Week 4: Composition
Composition is the placement of elements on the page and the impression that the combination of elements makes upon the reader or viewer.
Composition elements include the typography, photographs, illustrations, color blocks and the white or blank space around those elements. An appealing composition can involve some degree of discord or tension but that tension is balanced by an overall cohesion of elements including lights and darks, colors, shapes and spaces. Good compositions are balanced. They attract the eye, and keep it exploring within the frame for as long as possible. Most designers have an intuitive sense of composition and balance but there are some guidelines rooted in mathematics that can help you make successful choices in organizing elements on a page.

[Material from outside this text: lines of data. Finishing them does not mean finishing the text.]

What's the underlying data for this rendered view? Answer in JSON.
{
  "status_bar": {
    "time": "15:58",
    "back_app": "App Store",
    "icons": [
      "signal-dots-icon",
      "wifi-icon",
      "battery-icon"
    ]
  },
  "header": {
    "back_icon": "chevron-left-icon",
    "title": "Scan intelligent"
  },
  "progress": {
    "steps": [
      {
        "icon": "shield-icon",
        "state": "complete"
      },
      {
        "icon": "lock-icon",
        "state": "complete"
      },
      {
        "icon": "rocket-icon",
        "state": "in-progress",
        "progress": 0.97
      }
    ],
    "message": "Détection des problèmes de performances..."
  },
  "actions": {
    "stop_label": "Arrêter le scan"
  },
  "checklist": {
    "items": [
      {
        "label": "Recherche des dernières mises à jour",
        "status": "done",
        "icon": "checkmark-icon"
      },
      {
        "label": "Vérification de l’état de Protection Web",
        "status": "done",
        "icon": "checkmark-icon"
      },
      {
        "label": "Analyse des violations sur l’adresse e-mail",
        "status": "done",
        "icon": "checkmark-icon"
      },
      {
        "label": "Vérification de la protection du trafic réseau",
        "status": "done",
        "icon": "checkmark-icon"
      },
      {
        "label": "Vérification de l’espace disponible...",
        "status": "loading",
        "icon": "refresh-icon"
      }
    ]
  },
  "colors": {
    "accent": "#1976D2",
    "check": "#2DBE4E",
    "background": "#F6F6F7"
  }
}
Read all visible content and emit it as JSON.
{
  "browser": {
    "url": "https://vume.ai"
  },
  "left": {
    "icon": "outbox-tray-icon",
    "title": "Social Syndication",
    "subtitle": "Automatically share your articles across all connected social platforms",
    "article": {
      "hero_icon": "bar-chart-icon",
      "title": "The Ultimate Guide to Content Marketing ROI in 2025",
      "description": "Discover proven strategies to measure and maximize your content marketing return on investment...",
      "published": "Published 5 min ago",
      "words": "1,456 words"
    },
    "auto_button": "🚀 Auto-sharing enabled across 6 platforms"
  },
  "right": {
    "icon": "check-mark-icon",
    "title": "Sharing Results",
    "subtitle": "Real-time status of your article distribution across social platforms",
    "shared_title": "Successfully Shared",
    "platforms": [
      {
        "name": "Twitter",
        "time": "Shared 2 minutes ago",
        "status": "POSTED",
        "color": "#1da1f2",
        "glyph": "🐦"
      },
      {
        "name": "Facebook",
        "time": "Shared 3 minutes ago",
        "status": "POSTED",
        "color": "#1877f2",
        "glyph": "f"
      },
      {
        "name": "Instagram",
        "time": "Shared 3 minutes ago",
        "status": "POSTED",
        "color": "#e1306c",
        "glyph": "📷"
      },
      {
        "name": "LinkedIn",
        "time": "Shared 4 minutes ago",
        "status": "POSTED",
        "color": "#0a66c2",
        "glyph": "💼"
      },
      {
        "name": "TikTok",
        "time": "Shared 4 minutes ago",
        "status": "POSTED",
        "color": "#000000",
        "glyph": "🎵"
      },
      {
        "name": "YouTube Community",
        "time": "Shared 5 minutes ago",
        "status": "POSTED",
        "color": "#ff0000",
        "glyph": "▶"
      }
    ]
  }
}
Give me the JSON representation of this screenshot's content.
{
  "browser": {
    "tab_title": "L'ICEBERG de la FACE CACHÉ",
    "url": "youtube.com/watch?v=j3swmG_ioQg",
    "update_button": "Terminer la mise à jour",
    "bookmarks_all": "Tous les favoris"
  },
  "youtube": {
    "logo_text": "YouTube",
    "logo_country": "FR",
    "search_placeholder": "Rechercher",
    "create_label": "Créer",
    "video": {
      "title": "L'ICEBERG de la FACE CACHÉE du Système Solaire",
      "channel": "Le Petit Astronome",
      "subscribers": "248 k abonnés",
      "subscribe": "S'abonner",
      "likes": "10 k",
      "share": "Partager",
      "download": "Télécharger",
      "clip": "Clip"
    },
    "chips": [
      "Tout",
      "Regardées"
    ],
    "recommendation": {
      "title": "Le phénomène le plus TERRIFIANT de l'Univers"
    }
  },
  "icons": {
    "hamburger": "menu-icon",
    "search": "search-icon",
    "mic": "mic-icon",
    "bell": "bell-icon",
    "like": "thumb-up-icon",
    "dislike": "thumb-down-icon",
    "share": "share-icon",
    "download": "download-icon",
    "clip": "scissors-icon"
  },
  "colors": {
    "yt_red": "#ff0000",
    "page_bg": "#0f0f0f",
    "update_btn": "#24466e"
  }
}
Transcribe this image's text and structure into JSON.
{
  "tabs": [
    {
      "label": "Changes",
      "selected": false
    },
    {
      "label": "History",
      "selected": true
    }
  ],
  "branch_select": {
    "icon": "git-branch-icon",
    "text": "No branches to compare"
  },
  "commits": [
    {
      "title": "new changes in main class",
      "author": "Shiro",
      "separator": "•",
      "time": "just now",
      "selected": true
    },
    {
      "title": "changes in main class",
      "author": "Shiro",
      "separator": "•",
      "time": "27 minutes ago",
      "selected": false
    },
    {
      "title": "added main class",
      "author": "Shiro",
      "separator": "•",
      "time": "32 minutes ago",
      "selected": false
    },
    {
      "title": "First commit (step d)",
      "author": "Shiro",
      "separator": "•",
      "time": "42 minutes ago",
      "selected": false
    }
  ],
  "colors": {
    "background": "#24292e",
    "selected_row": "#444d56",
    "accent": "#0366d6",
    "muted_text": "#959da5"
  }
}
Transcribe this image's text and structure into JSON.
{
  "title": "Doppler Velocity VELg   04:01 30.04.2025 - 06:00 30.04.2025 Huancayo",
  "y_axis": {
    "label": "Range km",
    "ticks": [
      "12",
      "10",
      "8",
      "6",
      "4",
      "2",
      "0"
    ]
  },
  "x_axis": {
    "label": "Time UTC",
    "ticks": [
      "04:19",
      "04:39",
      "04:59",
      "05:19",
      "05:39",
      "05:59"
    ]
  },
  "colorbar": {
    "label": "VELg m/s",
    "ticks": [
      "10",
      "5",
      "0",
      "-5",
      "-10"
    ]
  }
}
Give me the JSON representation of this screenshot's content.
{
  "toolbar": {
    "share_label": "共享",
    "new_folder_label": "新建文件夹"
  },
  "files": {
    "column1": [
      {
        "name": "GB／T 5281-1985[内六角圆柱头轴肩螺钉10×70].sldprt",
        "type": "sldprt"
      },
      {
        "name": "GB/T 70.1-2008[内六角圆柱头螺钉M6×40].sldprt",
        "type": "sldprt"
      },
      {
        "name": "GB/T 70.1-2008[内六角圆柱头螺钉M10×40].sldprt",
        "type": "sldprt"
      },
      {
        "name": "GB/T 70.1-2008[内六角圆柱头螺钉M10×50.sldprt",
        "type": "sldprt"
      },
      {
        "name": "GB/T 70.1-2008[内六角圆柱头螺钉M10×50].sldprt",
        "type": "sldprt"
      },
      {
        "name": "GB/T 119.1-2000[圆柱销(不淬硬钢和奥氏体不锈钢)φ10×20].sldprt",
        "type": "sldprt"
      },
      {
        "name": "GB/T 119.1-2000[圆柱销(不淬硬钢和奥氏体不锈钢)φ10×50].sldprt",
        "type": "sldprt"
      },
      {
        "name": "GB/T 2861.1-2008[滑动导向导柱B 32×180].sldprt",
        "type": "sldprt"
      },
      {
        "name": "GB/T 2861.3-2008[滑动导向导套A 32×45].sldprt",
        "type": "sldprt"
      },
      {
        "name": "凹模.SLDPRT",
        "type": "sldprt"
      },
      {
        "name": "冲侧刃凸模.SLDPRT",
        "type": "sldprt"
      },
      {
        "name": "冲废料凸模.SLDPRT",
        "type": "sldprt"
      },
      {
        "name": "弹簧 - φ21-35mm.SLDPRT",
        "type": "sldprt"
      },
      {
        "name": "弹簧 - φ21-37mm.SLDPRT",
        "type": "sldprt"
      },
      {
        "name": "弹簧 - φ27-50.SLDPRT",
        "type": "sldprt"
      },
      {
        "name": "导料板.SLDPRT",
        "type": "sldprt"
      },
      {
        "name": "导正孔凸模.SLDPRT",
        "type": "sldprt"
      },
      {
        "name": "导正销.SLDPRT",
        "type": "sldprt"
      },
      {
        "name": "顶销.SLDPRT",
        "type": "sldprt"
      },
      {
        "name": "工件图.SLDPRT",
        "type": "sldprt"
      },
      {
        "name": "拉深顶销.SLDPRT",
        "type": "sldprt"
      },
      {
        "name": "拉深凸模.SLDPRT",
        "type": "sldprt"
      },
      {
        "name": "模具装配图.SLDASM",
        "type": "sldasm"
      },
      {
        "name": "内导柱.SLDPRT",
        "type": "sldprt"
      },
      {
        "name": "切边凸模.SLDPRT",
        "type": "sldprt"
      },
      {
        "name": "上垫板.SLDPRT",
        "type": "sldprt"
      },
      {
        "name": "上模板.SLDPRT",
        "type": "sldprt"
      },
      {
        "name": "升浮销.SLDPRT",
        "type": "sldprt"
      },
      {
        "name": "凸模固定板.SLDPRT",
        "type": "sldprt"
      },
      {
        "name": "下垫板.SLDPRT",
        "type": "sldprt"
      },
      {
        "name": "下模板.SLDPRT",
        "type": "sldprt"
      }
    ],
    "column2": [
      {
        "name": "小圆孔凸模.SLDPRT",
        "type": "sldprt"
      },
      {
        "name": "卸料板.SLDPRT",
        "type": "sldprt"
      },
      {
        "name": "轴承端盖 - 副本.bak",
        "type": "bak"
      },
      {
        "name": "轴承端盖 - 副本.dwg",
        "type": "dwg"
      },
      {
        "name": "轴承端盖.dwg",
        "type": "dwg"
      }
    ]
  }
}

Grids underly most well-designed websites and publications. A grid provides the reader with a clear sense of order and hierarchy and gives the designer a system for placing elements on the page. Grids are often determined by two factors. Line length readability is an important consideration in creating an effective grid and, for commercial work, the size of the advertising unit is usually a factor. Mark Boulton has an excellent post describing how to construct an adaptive gird and provides the css to make it happen.
The National Parks brochures are an excellent example of an effective use of girds. Designed over 40 years ago by Massimo Vignelli, the unigrid system elegantly organizes and systematizes a huge array of park service paper publications. The module grid system sized at ISO A2 (16.5″ × 23.4″) allowed the National Park Service to create brochures in ten basic formats and to keep a consistent, recognizable structure across all it’s materials. The grid is flexible enough to allow for variations as dictated by the editorial needs, but maintains a standard that has a clear visual identity. The use of the grid is cost effective. NPS can buy paper in large quantities, and save on productions costs. Editors and designers can focus on the content and not reinvent the wheel with every brochure.
Inherent balance can be achieved by applying the golden ratio. The golden ratio appears consistently in nature and artists and designers have for centuries emulated a proportion called the “Golden Mean” or “Golden Ratio”. The proportions in Stonehenge, the Pantheon and Da Vinci’s Last Supper painting all exhibit a proportion of 1:1.618. Abstracting the golden ratio to a rule of thirds is a basic design technique that can add symmetry, beauty, and balance to your visuals. The rule of thirds is often used by photographers when framing their shots.
Design a business card for yourself. Consider typography and layout carefully. Post a digital copy (front and back) to your blog but also bring 17 actual-size, physical cards to distribute to the class. Card size is 3.5″ x 2″, unless there is a good argument for a different size or format. Please use both sides of the card. Some inspiration here and some die cut inspiration here. Here is a jpeg template that you can use as a base if you are working in photoshop. Illustrator or InDesign is a better software tool for this assignment but photoshop is just fine if that is the tool you are comfortable with. The Illustrator help session will cover the set-up for Illustrator. What not to do.
A scene from American Psycho to inspire you.